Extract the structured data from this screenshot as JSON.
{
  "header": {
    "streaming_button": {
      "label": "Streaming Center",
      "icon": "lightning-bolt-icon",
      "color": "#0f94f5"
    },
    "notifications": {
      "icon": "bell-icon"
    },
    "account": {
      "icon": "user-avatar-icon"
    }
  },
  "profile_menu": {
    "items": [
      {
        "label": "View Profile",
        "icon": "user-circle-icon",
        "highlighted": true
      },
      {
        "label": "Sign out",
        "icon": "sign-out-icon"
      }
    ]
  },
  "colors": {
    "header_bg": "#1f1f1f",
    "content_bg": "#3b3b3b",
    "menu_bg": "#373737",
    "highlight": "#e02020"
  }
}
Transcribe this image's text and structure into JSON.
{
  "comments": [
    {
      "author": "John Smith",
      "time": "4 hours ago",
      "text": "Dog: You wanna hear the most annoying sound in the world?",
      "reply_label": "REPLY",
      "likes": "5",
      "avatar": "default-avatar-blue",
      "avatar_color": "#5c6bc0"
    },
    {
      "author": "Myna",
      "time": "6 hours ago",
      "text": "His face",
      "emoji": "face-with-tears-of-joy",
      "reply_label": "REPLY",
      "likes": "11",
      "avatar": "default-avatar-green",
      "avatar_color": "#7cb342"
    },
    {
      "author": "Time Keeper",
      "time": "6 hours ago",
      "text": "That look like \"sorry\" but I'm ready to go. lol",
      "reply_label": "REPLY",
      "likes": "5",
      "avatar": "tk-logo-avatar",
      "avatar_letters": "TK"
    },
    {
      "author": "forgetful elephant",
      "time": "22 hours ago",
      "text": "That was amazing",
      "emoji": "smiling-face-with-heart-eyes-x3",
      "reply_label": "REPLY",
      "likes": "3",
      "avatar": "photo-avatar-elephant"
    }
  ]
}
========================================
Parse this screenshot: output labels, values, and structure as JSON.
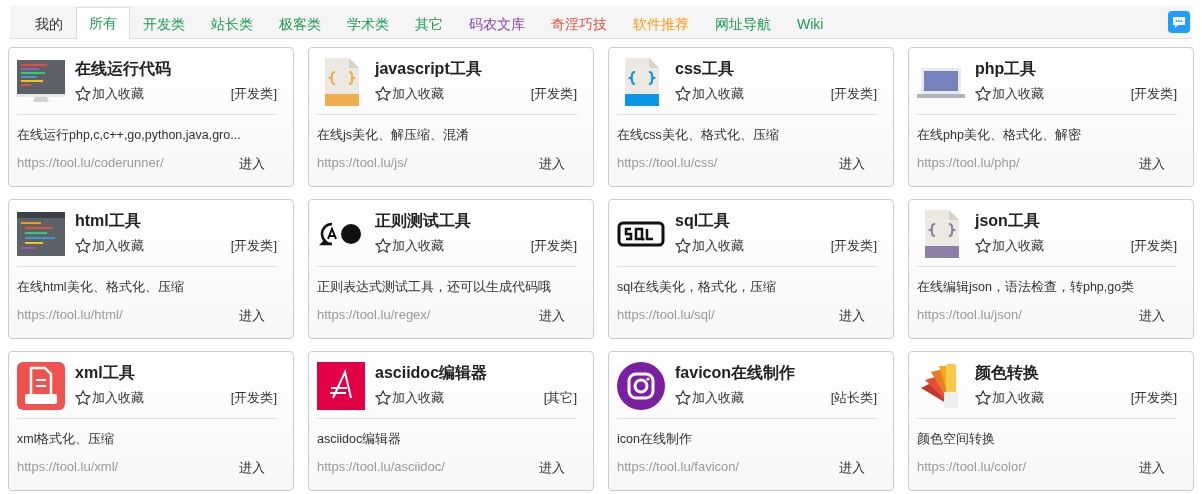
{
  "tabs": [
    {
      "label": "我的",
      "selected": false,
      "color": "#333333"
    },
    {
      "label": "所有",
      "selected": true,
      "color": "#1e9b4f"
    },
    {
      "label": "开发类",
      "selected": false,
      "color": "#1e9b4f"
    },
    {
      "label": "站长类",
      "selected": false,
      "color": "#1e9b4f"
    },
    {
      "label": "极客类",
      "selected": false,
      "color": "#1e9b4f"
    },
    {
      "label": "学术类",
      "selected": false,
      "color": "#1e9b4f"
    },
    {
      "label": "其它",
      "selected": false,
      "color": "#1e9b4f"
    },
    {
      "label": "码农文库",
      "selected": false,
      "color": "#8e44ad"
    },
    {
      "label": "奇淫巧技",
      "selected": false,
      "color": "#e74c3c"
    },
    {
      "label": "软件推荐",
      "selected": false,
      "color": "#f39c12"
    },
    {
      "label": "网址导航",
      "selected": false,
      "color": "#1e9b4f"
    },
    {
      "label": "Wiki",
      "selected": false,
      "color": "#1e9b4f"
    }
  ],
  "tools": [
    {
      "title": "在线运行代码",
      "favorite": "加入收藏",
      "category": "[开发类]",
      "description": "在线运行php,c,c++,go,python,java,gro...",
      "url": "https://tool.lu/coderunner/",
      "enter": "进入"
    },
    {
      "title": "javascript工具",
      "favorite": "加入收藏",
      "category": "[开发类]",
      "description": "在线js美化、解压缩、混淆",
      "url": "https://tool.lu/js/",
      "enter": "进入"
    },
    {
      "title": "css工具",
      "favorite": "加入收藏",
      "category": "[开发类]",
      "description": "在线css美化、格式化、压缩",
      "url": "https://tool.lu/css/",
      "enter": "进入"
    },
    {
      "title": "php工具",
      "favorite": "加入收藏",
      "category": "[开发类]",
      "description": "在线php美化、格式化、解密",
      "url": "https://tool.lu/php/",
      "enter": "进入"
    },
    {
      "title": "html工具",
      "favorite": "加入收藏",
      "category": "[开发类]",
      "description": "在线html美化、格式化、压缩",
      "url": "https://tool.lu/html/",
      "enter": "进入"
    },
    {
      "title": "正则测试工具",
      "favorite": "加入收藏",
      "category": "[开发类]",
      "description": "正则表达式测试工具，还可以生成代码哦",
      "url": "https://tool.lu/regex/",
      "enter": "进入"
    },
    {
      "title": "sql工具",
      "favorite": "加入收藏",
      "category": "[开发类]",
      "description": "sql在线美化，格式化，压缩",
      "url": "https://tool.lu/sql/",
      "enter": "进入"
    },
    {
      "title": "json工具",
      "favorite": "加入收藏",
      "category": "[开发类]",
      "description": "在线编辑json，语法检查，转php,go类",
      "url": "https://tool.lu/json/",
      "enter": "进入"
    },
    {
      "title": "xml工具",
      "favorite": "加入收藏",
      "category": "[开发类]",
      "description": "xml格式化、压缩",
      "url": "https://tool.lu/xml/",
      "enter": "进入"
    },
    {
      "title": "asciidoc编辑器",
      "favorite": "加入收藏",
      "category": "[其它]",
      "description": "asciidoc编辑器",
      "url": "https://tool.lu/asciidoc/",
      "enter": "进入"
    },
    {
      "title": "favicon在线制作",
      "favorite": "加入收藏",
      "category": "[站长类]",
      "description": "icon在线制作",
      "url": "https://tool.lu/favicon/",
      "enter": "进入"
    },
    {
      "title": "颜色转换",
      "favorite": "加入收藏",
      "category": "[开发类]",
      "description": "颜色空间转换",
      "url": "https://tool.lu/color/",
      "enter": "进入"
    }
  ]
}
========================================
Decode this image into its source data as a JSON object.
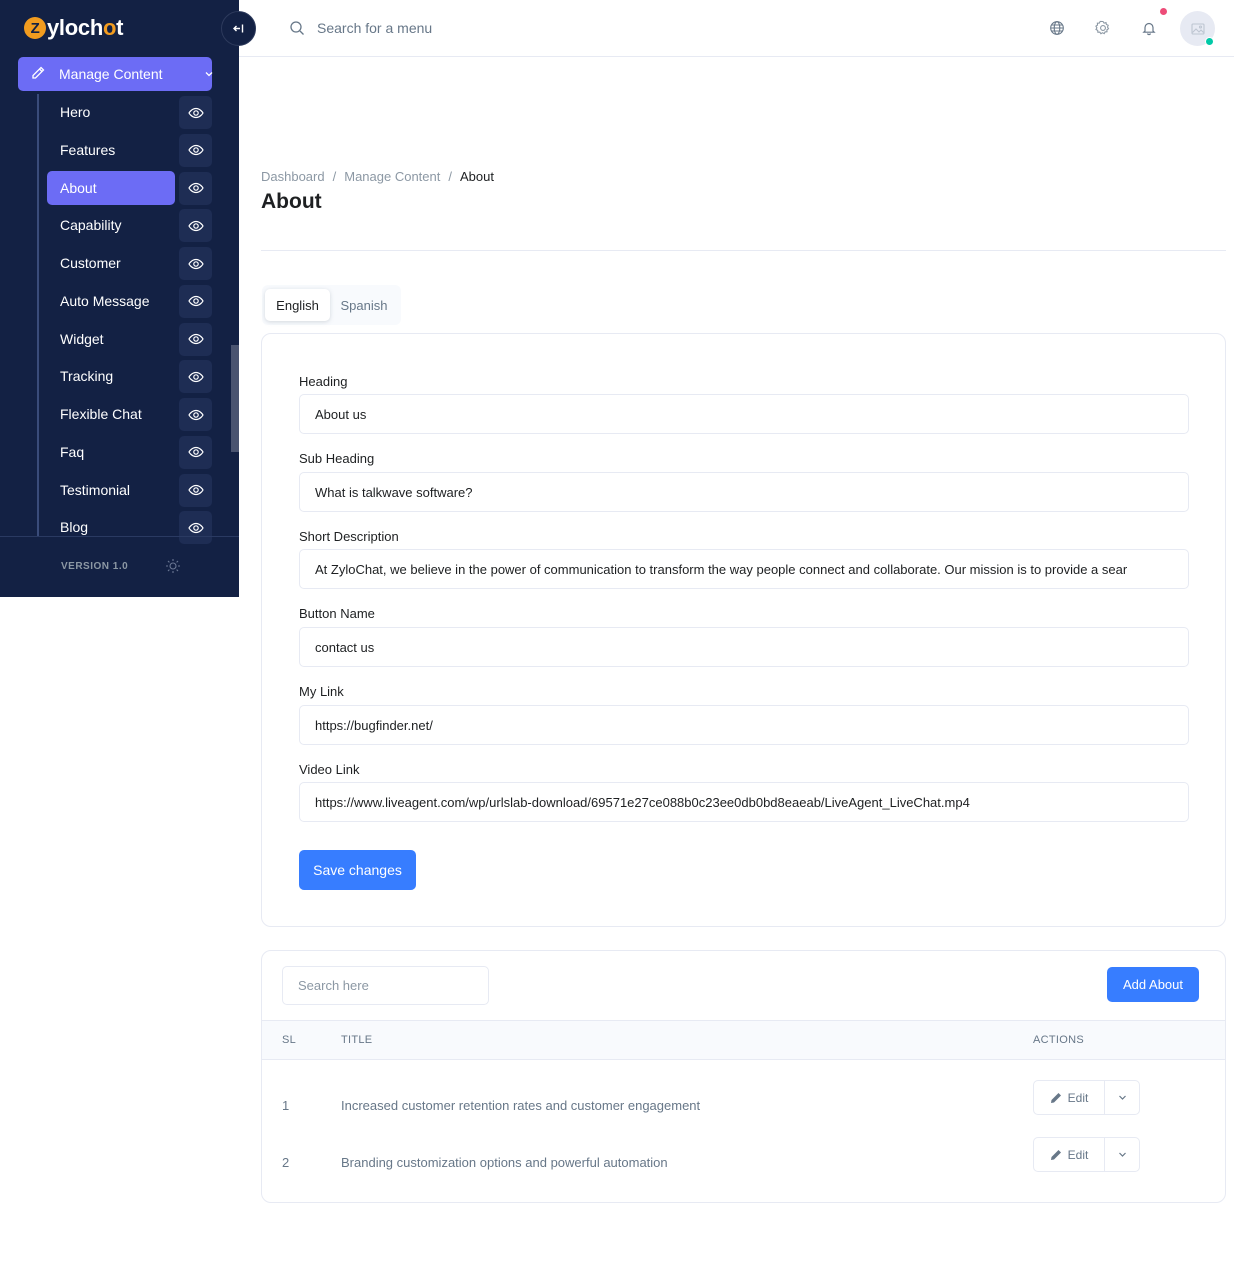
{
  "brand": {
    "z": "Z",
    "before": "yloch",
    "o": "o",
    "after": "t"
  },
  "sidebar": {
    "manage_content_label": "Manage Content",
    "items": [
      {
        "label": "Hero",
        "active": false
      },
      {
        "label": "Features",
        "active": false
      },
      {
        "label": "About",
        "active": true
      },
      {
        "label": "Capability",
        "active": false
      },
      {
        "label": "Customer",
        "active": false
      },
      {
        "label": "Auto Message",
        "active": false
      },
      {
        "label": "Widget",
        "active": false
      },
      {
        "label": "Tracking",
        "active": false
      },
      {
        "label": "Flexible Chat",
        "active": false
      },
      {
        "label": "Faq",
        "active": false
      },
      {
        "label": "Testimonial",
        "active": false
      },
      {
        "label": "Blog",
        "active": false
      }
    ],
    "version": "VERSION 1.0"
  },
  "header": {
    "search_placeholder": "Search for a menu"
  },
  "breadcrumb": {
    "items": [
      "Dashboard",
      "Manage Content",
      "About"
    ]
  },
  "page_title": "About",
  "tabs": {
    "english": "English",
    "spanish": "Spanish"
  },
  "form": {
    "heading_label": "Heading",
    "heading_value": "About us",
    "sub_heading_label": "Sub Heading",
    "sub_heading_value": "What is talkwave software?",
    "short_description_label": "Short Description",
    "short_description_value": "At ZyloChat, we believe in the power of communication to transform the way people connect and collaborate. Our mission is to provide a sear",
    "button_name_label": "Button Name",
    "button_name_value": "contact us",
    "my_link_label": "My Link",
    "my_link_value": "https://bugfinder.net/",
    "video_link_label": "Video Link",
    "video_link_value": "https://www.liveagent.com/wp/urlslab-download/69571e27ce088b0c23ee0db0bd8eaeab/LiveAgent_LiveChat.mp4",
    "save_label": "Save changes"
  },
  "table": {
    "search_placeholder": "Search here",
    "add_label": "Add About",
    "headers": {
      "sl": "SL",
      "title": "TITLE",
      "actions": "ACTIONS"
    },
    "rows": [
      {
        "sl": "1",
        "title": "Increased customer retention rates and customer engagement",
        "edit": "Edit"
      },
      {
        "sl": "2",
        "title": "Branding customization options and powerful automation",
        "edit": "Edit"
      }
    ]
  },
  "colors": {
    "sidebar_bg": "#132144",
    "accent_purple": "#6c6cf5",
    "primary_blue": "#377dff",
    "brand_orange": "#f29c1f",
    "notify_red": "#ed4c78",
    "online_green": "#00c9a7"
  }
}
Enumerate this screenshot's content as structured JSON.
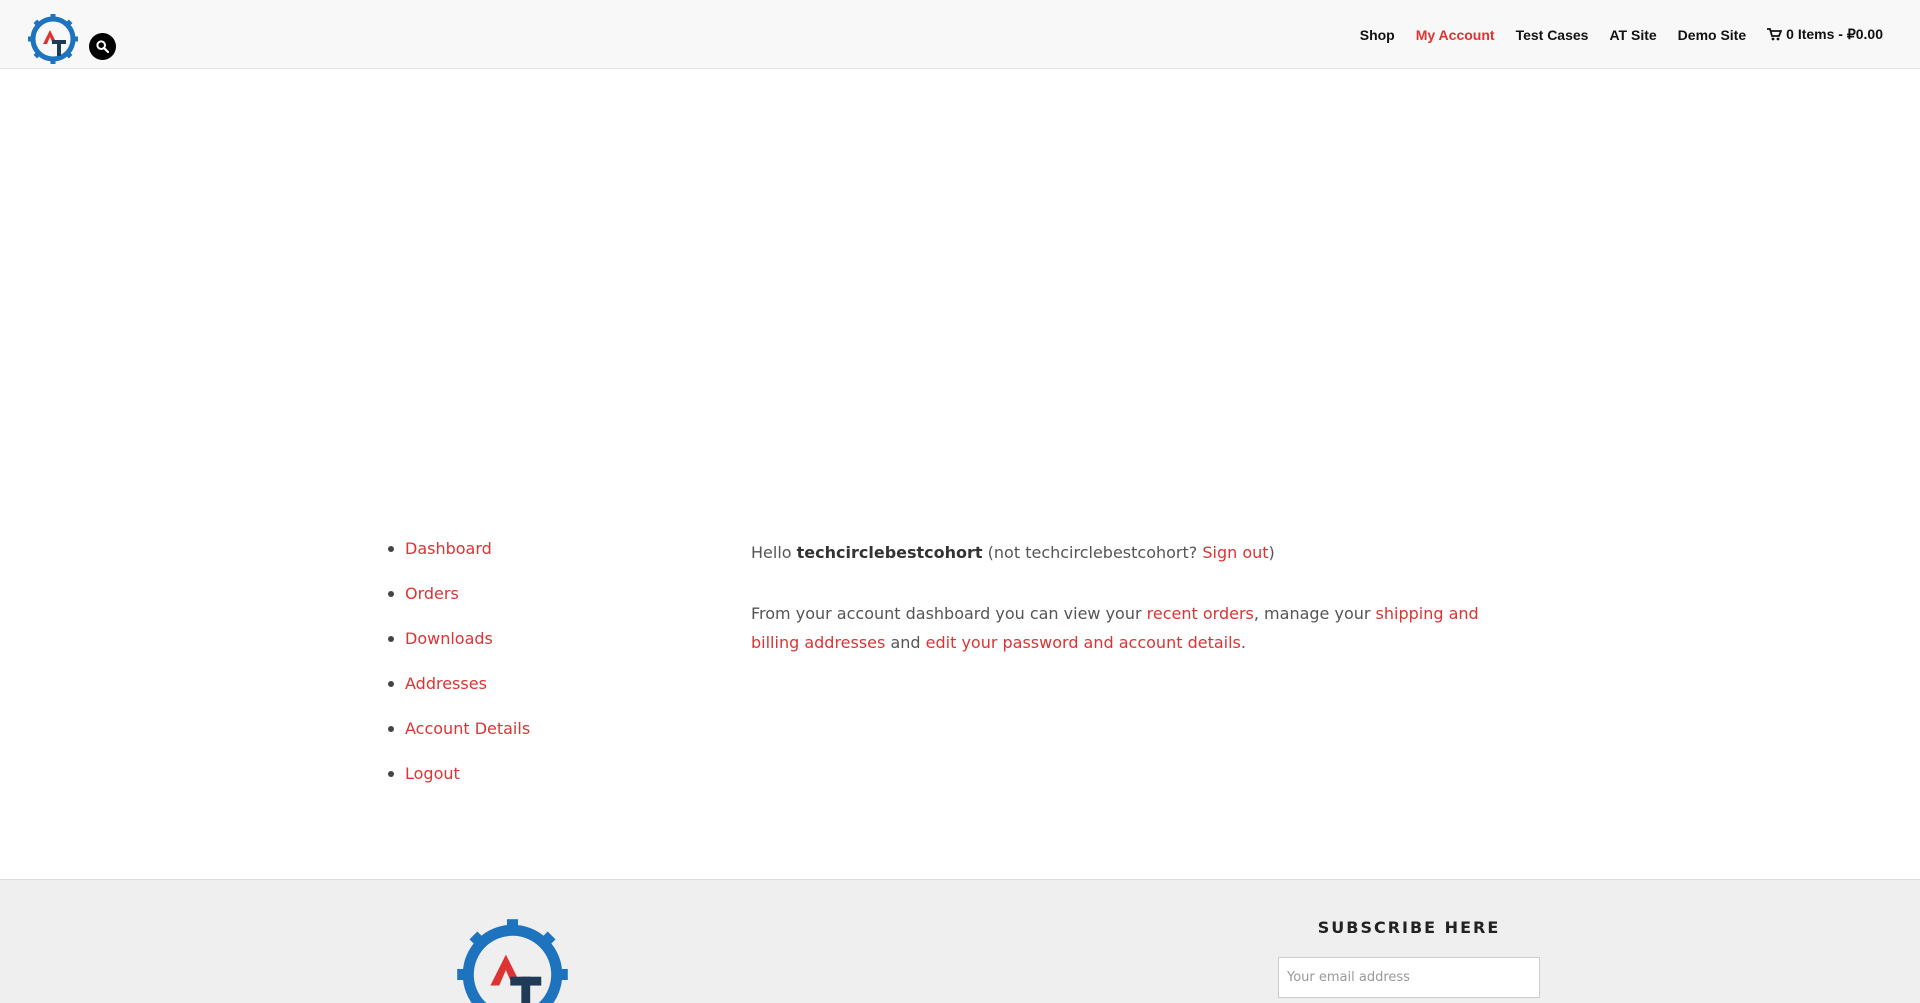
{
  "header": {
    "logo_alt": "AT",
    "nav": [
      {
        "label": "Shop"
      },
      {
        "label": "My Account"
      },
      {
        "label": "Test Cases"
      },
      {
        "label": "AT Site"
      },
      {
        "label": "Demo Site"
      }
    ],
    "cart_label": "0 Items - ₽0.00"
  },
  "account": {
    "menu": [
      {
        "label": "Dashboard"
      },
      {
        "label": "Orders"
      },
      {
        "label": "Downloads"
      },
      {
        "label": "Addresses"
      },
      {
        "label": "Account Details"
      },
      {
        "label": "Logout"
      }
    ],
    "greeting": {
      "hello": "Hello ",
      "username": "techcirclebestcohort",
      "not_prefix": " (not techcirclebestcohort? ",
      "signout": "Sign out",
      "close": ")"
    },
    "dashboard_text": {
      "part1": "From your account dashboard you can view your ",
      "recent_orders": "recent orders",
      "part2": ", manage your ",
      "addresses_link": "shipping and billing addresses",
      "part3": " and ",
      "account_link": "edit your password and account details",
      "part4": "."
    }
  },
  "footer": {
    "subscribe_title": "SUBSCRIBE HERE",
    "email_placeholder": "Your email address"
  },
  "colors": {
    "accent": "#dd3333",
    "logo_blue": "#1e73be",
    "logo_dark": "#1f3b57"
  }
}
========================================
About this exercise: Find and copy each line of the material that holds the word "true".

Answer to the problem:
        "highlighted": true
      "selected": true,
        "active": true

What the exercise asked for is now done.